Pretty Sallie – A Love Song Of The Civil War

Sweethearts Left Back Home

The Billy Yanks and Johnny Rebs left loved ones behind when they went off to fight in the Civil War. Some of the soldiers would never return home, their lives lost on the battlefield or to disease. Those who did return home may find an empty chair at the family’s table, a loved gone from this life.

The men of the Civil War often left wives or sweethearts behind. If you have ever had to leave your own “Sallie” behind, then you understand how the Civil War soldiers felt. This song conveys the longing they had for their sorely missed “Sallie.”

Pretty Sallie

Performed by Tom Roush

William Tecumseh Sherman Facts

War is Hell…

Facts and Notes About General William Tecumseh Sherman

William Tecumseh Sherman

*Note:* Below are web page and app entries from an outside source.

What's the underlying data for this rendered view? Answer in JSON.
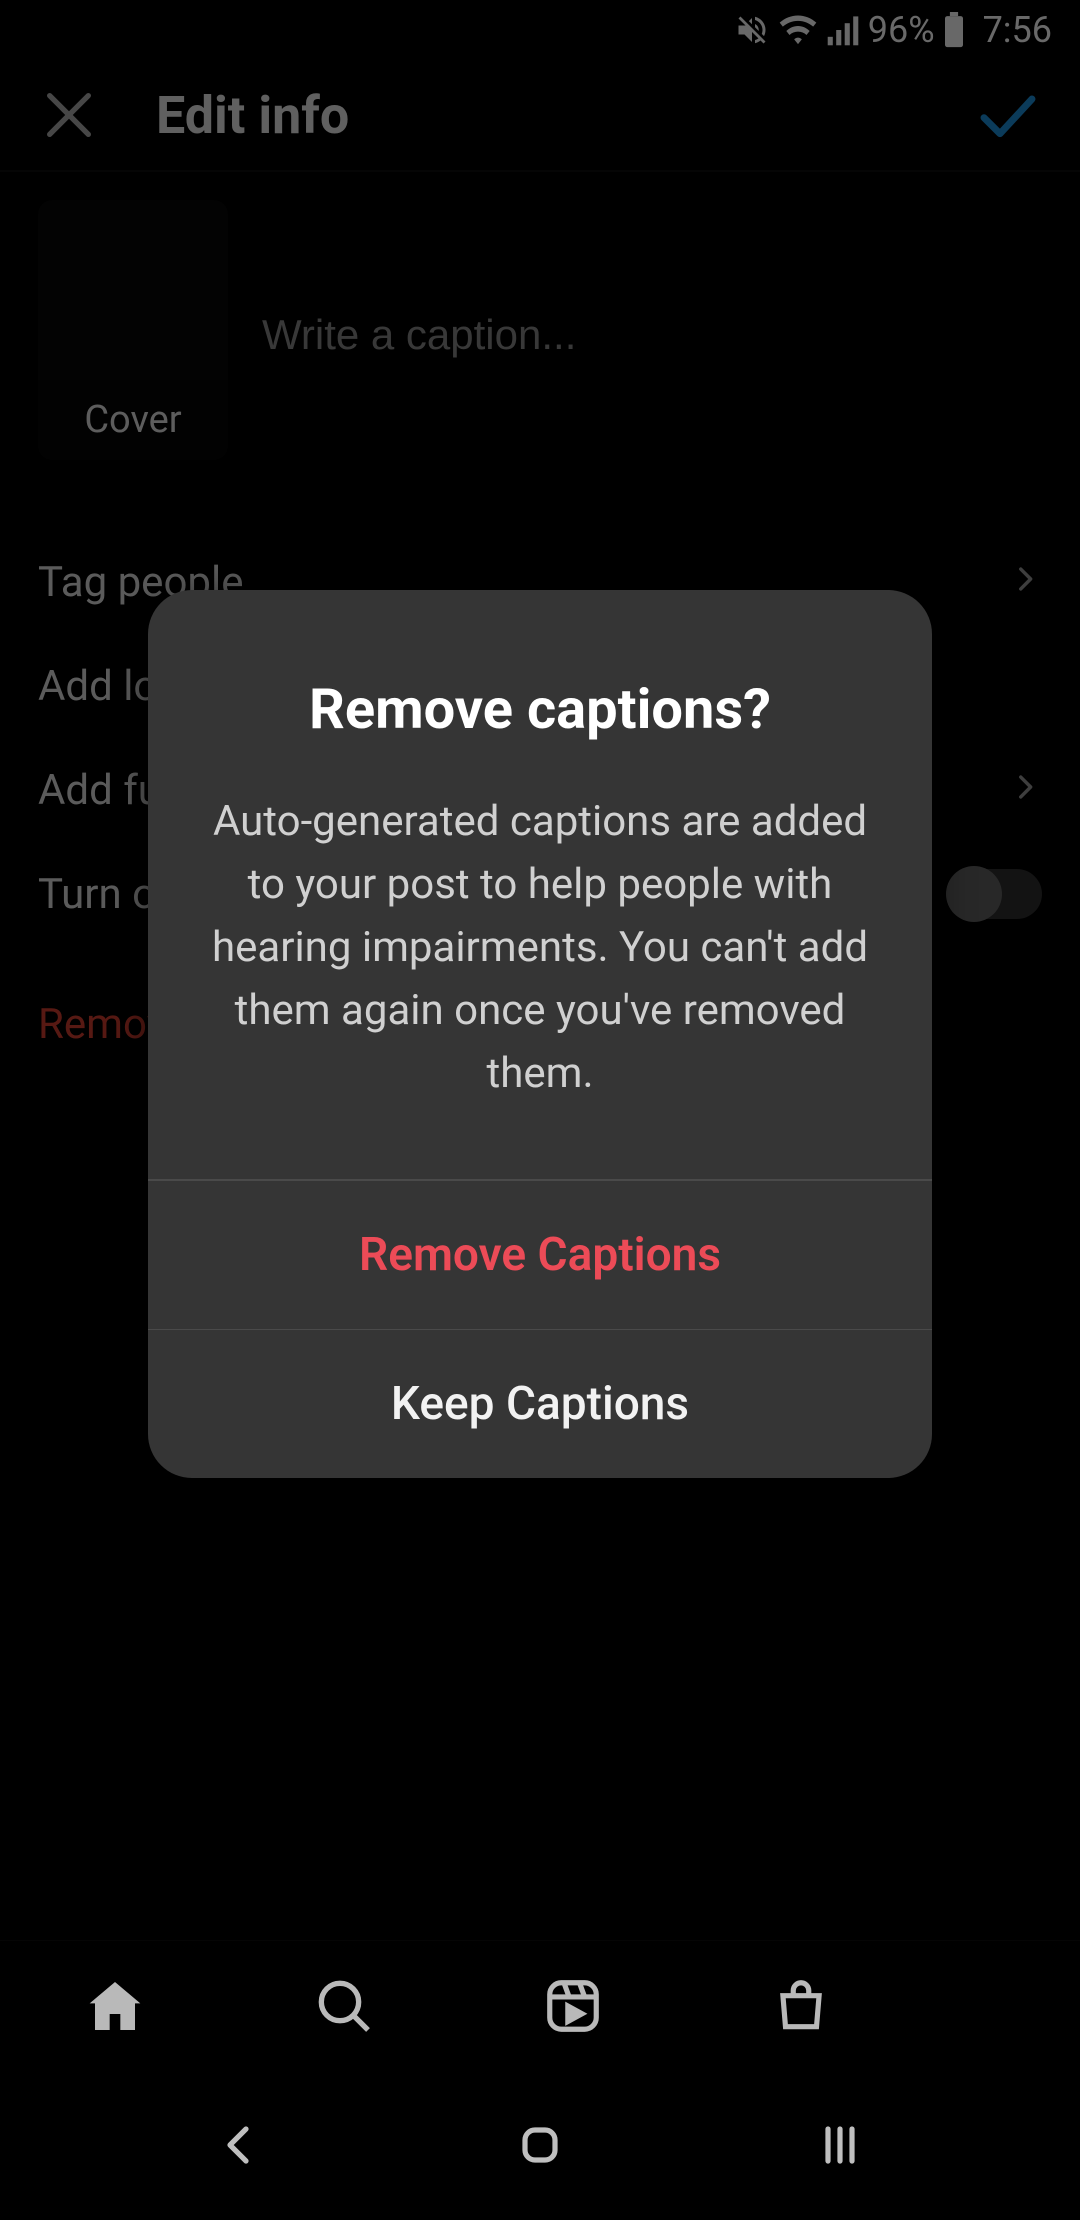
{
  "status": {
    "battery_pct": "96%",
    "time": "7:56"
  },
  "header": {
    "title": "Edit info"
  },
  "caption": {
    "placeholder": "Write a caption...",
    "cover_label": "Cover"
  },
  "rows": {
    "tag_people": "Tag people",
    "add_location": "Add location",
    "add_fundraiser": "Add fundraiser",
    "turn_off": "Turn off commenting",
    "remove_captions": "Remove captions"
  },
  "dialog": {
    "title": "Remove captions?",
    "message": "Auto-generated captions are added to your post to help people with hearing impairments. You can't add them again once you've removed them.",
    "remove_btn": "Remove Captions",
    "keep_btn": "Keep Captions"
  }
}
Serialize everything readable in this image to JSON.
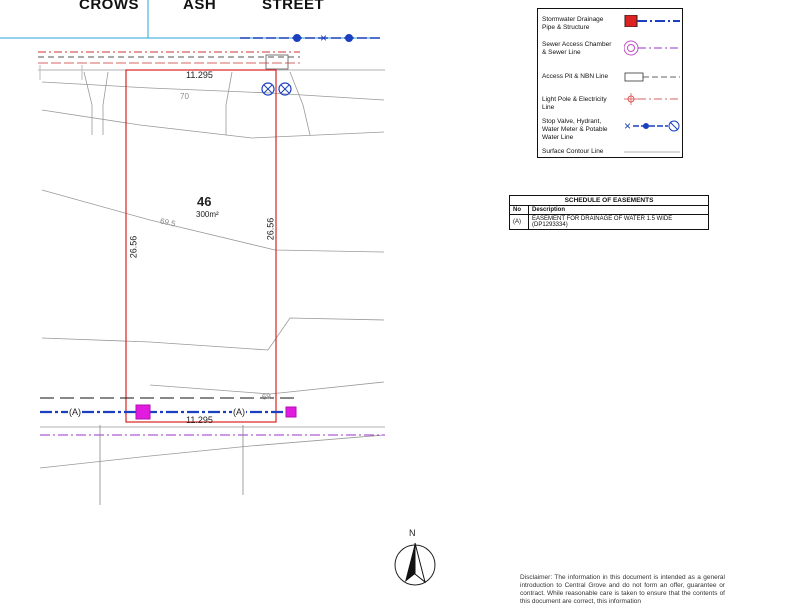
{
  "streets": [
    "CROWS",
    "ASH",
    "STREET"
  ],
  "lot": {
    "number": "46",
    "area": "300m²"
  },
  "dimensions": {
    "frontage_top": "11.295",
    "frontage_bottom": "11.295",
    "side_left": "26.56",
    "side_right": "26.56"
  },
  "contours": [
    "70",
    "69.5",
    "69"
  ],
  "easement_markers": [
    "(A)",
    "(A)"
  ],
  "north_label": "N",
  "legend": [
    {
      "label": "Stormwater Drainage Pipe & Structure",
      "icon": "stormwater-drainage-icon"
    },
    {
      "label": "Sewer Access Chamber & Sewer Line",
      "icon": "sewer-chamber-icon"
    },
    {
      "label": "Access Pit & NBN Line",
      "icon": "access-pit-icon"
    },
    {
      "label": "Light Pole & Electricity Line",
      "icon": "light-pole-icon"
    },
    {
      "label": "Stop Valve, Hydrant, Water Meter & Potable Water Line",
      "icon": "water-valve-icon"
    },
    {
      "label": "Surface Contour Line",
      "icon": "contour-line-icon"
    }
  ],
  "easements": {
    "title": "SCHEDULE OF EASEMENTS",
    "headers": [
      "No",
      "Description"
    ],
    "rows": [
      {
        "no": "(A)",
        "description": "EASEMENT FOR DRAINAGE OF WATER 1.5 WIDE (DP1293334)"
      }
    ]
  },
  "disclaimer": "Disclaimer: The information in this document is intended as a general introduction to Central Grove and do not form an offer, guarantee or contract. While reasonable care is taken to ensure that the contents of this document are correct, this information"
}
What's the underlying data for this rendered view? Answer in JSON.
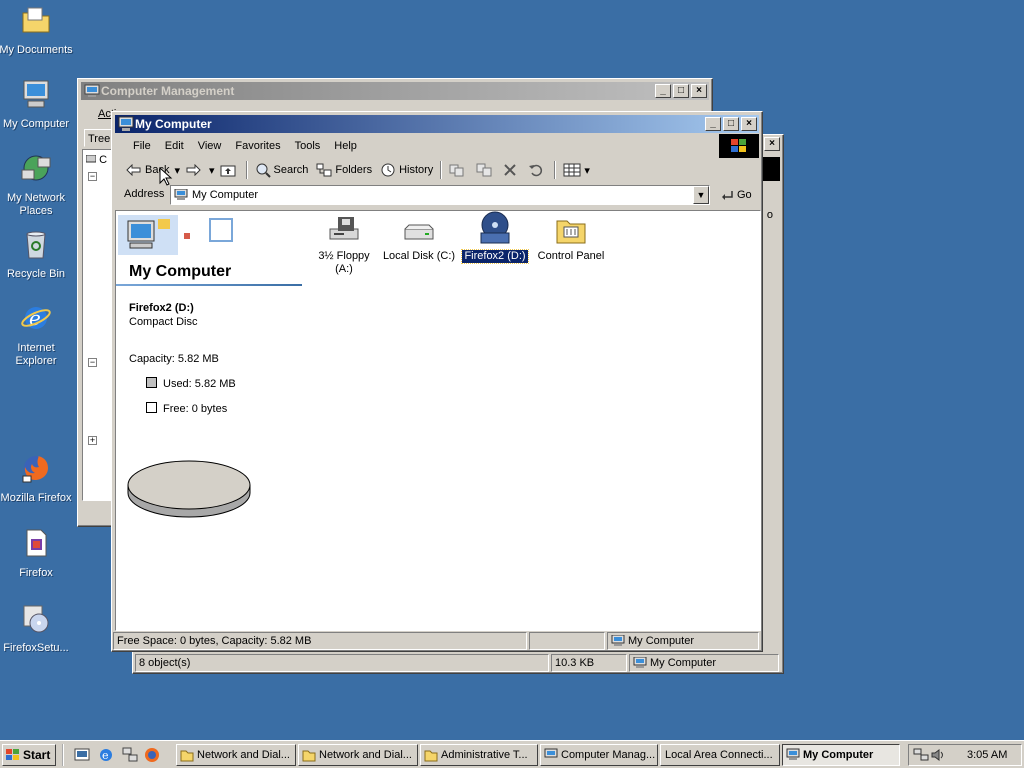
{
  "desktop": {
    "icons": [
      {
        "label": "My Documents",
        "icon": "folder-documents-icon"
      },
      {
        "label": "My Computer",
        "icon": "computer-icon"
      },
      {
        "label": "My Network Places",
        "icon": "network-places-icon"
      },
      {
        "label": "Recycle Bin",
        "icon": "recycle-bin-icon"
      },
      {
        "label": "Internet Explorer",
        "icon": "internet-explorer-icon"
      },
      {
        "label": "Mozilla Firefox",
        "icon": "firefox-icon"
      },
      {
        "label": "Firefox",
        "icon": "installer-icon"
      },
      {
        "label": "FirefoxSetu...",
        "icon": "setup-icon"
      }
    ]
  },
  "computer_management": {
    "title": "Computer Management",
    "toolbar_partial": "Action",
    "tree_tab": "Tree",
    "tree_fragment": "C",
    "right_fragment": "o",
    "status": {
      "objects": "8 object(s)",
      "size": "10.3 KB",
      "zone": "My Computer"
    }
  },
  "my_computer": {
    "title": "My Computer",
    "menu": [
      "File",
      "Edit",
      "View",
      "Favorites",
      "Tools",
      "Help"
    ],
    "toolbar": {
      "back": "Back",
      "search": "Search",
      "folders": "Folders",
      "history": "History"
    },
    "address_label": "Address",
    "address_value": "My Computer",
    "go": "Go",
    "panel": {
      "heading": "My Computer",
      "item_name": "Firefox2 (D:)",
      "item_type": "Compact Disc",
      "capacity": "Capacity: 5.82 MB",
      "used": "Used: 5.82 MB",
      "free": "Free: 0 bytes",
      "used_fraction": 1.0
    },
    "items": [
      {
        "label": "3½ Floppy (A:)",
        "icon": "floppy-drive-icon",
        "selected": false
      },
      {
        "label": "Local Disk (C:)",
        "icon": "hard-disk-icon",
        "selected": false
      },
      {
        "label": "Firefox2 (D:)",
        "icon": "cd-drive-icon",
        "selected": true
      },
      {
        "label": "Control Panel",
        "icon": "control-panel-icon",
        "selected": false
      }
    ],
    "status": {
      "info": "Free Space: 0 bytes, Capacity: 5.82 MB",
      "zone": "My Computer"
    }
  },
  "taskbar": {
    "start": "Start",
    "tasks": [
      "Network and Dial...",
      "Network and Dial...",
      "Administrative T...",
      "Computer Manag...",
      "Local Area Connecti...",
      "My Computer"
    ],
    "clock": "3:05 AM"
  },
  "colors": {
    "desktop": "#3a6ea5",
    "title_active": "#0a246a",
    "selection": "#0a246a",
    "window": "#d4d0c8"
  }
}
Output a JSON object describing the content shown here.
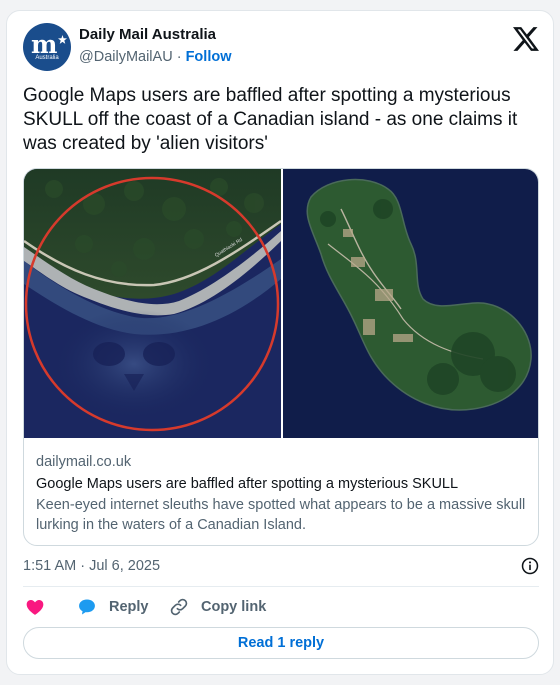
{
  "account": {
    "display_name": "Daily Mail Australia",
    "handle": "@DailyMailAU",
    "separator": " · ",
    "follow_label": "Follow",
    "avatar_monogram": "m",
    "avatar_caption": "Australia",
    "avatar_color": "#1a4d8c"
  },
  "tweet": {
    "text": "Google Maps users are baffled after spotting a mysterious SKULL off the coast of a Canadian island - as one claims it was created by 'alien visitors'"
  },
  "media": {
    "images": [
      {
        "name": "skull-shape-satellite-image",
        "highlight": "red-circle"
      },
      {
        "name": "island-satellite-image"
      }
    ],
    "road_label": "Quathiaski Rd"
  },
  "link_card": {
    "domain": "dailymail.co.uk",
    "title": "Google Maps users are baffled after spotting a mysterious SKULL",
    "description": "Keen-eyed internet sleuths have spotted what appears to be a massive skull lurking in the waters of a Canadian Island."
  },
  "meta": {
    "timestamp": "1:51 AM · Jul 6, 2025"
  },
  "actions": {
    "reply_label": "Reply",
    "copy_link_label": "Copy link",
    "read_replies_label": "Read 1 reply"
  },
  "icons": {
    "logo": "x-logo-icon",
    "info": "info-icon",
    "like": "heart-icon",
    "reply": "speech-bubble-icon",
    "copy": "link-icon"
  },
  "colors": {
    "accent": "#006fd6",
    "like": "#f91880",
    "reply": "#1d9bf0",
    "text": "#0f1419",
    "muted": "#536471"
  }
}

William Tecumseh Sherman

  • William Tecumseh Sherman was born in Lancaster, Ohio on February 8, 1820. Sherman’s middle name of “Tecumseh” was given to him at birth. The name “Tecumseh” was from a great Shawnee Indian leader and warrior who had almost defeated the United States Army.
  • Sherman graduated sixth in his class of 1840 at West Point. He was highly intelligent, aggressive, and had a good imagination. These characteristics would help to make Sherman one of the great Union generals of the Civil War.
  • When the Civil War broke out, Sherman was the superintendent of a military academy in Louisiana called the Alexandria Military Institute. This military academy would become the foundation of Louisiana State University.* Sherman was a West Point graduate, age 41, and a civilian when the Civil War started. He volunteered for service. Sherman took command of a brigade and led it at the Battle of First Bull Run. Sherman was lean, grizzled, and had red hair, he did not much care about his personal appearance.
  • The Battle of Shiloh was fought on April 6, and 7, 1862. On the first day of battle, troops led by General Sherman came under heavy fire. Despite efforts by Sherman to rally the men, the Union troops (who were new to battle) fled to the rear. That evening, Confederates were camped on ground that in the morning had belonged to Union troops. Confederate General Beauregard spent the night sleeping in Sherman’s bed. The next day, April 7, Grant renewed the fight and pushed the Rebel troops back to their original attack position. The Billy Yanks had their camp again. Perhaps on the night of April 7, General Sherman got his bed back from General Beauregard.
  • Benjamin Harrison was from Ohio and saw action in the Western Theater during the Civil War. He served in Sherman’s Army during the March to the Sea. In 1888, he became president of the United States of America.
  • On May 4, 1864, General William Tecumseh Sherman begins his march to Atlanta, Georgia. His army numbered 110,000 men. Sherman’s March to the Sea will make history, and make him hated in the South.
  • In 1864, when Sherman was making his way through the South, Confederate General Joseph E. Johnston won a victory at Kennesaw Mountain. At the end of the Civil War, Johnston was in command in the Carolinas. Johnson staged a defensive campaign after Lee surrendered to Grant on April 9, 1865. Confederate General Joseph E. Johnston finally surrendered to General Sherman at Durham Station, North Carolina on April 26, 1865. After the war, Sherman and Johnston became friends.
  • William Tecumseh Sherman died of pneumonia in New York City on February 14, 1891. Sherman and Joseph E. Johnston (Sherman’s old Confederate adversary) had reconciled in the years since the Civil War. Johnston served as an honorary pall bearer at Sherman’s funeral on a rainy and cold day. During the funeral, Johnston removed his hat in the cold rain as other mourners did the same. He was urged to put the hat back on so he would avoid the wet and cold. Johnston said: “If I were in his place and he standing here in mine he would not put on his hat.” Former Confederate General Joseph E. Johnston developed pneumonia from the rain and cold at Sherman’s funeral. Johnston died only a few weeks later.
  • In Washington, D.C., there is a small park at Fifteenth Street and Pennsylvania Avenue. At this park there is a statue of Union General William Tecumseh Sherman. This statue is forty-three feet high and depicts Sherman on a horse during a march. On the granite base of this statue is a Sherman quote in which he states his idea of what the purpose of war is: “War’s Legitimate Object Is More Perfect Peace.”